Yeah. I mean, we had stunt coordinators, but we did all the moves. They would do some takes of it, but we would do it over and over and over again. One of the lessons—like, athletic lessons—that I learned was you have really good days on the field and really sad days.
There’s one move in the final fight called the sunset flip where I run at Ali and jump over her and flip over her and then pull her down onto the ground. My stunt coordinator, Shauna Duggins, was trying to do it. Chavo [Guerrero, ex-WWE star and GLOW fight coordinator] was teaching her, and she was, like, cerebralizing it too much. She was sort of overthinking it, even though she’s like, an Olympic athlete, basically. Because the athletic section of my brain is, like, an empty room with an old coffee cup in it, I was like, “I’ll try it!” I had no preconceived notions or anything, and I did it! I did it on the first try, and I high fived Chavo so hard that I saw water come to his eyes. I was so excited.
Then when I tried the cross body splash I could not do it. I just could not do it. And I cried like a kid in second grade who is about to throw a racket because they haven’t had their snack. I was sniffling and wiping my nose on my sleeve, like, “Don’t look at me!”
It’s almost like that fearless ignorance is a boon.
Exactly! Sometimes when you’re midair you’re like, “Oh, it’s nice, fearless ignorance making sure that my chin is tucked under so that I don’t break my neck right now.”
At what point did your body just start callusing over? Was there a moment where it was like, “Well, this is just a normal part of my day now?”
I think I had a four-month long adrenaline rush where I was getting up at 3:45 every morning to get in hair and makeup and go shoot a crying scene, then you do two hours of training, then you shoot a wrestling sequence. I think I was just in sort of an adrenaline high that my body was like, “Okay, we know the wrap date, we’ve signed on for this long.” And the day that I shot the final sequence, my body was like, “Okay, I’m done with wrestling and, just so you know, I’ve been hanging back and trying to stay quiet, but I’m in excruciating pain from the last four months.” Just stepping out of the ring, my knees were screaming at me. I had just shot a whole wrestling match for hours and hours and hours and felt fine, and then the second that was over I got letters of complaints from each one of my joints and ligaments and muscles.

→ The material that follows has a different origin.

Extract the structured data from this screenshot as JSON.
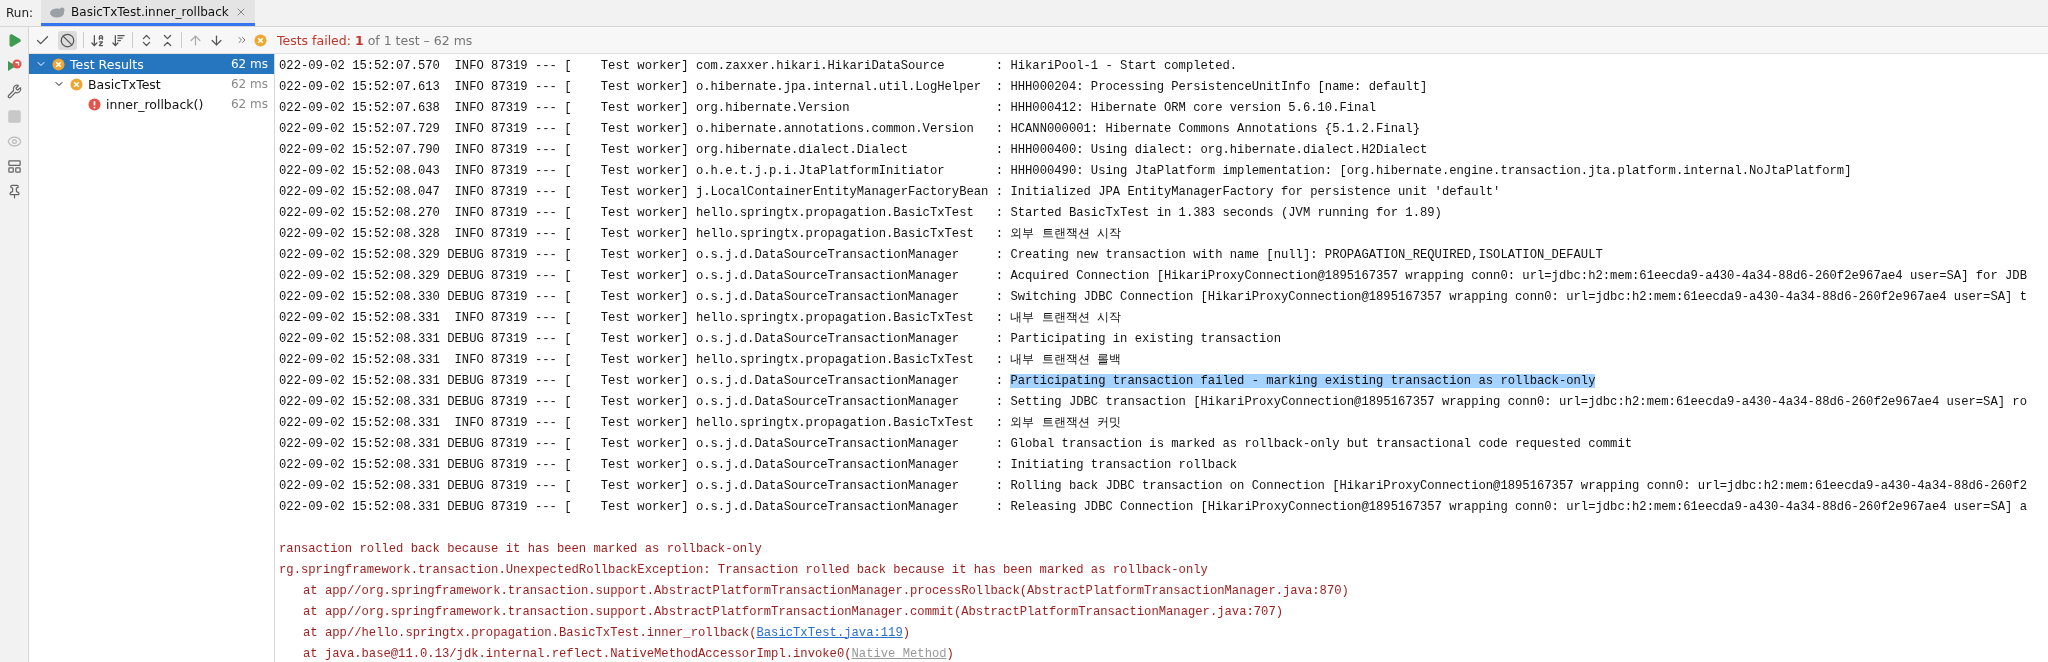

It’s funny, that’s a thing that I’ve heard from real pro wrestlers who do this all year long. “I don’t want to take a week off or a month off because the minute I do, it all catches up with me.”
Right. And you know, that would happen to me when I would do a play. I would be in perfect health for the last performance and then my body would know it was the last performance and I would get a medieval death cold the very next day.
GLOW has a predominantly female cast with female writers and female producers. Was that something that appealed to you going into the show itself? To be able to tell the story not just through the TV show, but through the success of the show?
Absolutely. Like we said earlier, it was like, a meta layer cake. It was really interesting to be having these discussions as Debbie and inside my brain being like, “But that’s not this kind of experience.” It felt so freeing and empowering and it was so much fun to work in that environment. You know, sets can make me very nervous and afraid to share my ideas and try things. I did not feel that fear. I think that was sort of trickle-down bravery.
If the show returns for a second season, is there anything you’re particularly interested in exploring further with Debbie?
I have learned so much personally from wrestling and it has really bled into my daily life. I would love to see how wrestling bleeds into the rest of Debbie’s life. Does she speak up for herself more? Does she pursue a dream she’s always had secretly? Will she finally find the bravery to become the ice-climbing embroiderer that she’s always wanted to be? I don’t know!